=== Section Start ===

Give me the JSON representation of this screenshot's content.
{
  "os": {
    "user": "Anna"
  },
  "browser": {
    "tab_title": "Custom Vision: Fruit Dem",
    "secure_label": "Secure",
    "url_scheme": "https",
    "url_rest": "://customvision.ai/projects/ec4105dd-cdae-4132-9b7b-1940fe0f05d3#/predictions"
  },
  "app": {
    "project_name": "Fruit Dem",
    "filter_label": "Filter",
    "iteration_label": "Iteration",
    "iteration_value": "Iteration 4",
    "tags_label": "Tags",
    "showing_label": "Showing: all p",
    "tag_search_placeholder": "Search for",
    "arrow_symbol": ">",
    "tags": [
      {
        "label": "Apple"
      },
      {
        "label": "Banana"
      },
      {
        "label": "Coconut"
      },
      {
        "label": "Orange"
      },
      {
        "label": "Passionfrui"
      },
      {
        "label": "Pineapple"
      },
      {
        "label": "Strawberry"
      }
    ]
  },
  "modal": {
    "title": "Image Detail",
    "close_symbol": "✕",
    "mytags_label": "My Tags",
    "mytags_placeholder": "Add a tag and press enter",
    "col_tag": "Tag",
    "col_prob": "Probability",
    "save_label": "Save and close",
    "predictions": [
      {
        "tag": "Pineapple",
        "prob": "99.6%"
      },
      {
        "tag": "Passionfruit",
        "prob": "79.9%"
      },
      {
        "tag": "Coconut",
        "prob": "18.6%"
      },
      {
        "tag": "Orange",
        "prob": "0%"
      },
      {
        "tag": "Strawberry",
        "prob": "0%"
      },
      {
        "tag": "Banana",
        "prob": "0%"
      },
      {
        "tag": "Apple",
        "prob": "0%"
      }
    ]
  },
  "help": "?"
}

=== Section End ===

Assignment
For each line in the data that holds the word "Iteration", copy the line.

Answer below
    "iteration_label": "Iteration",
    "iteration_value": "Iteration 4",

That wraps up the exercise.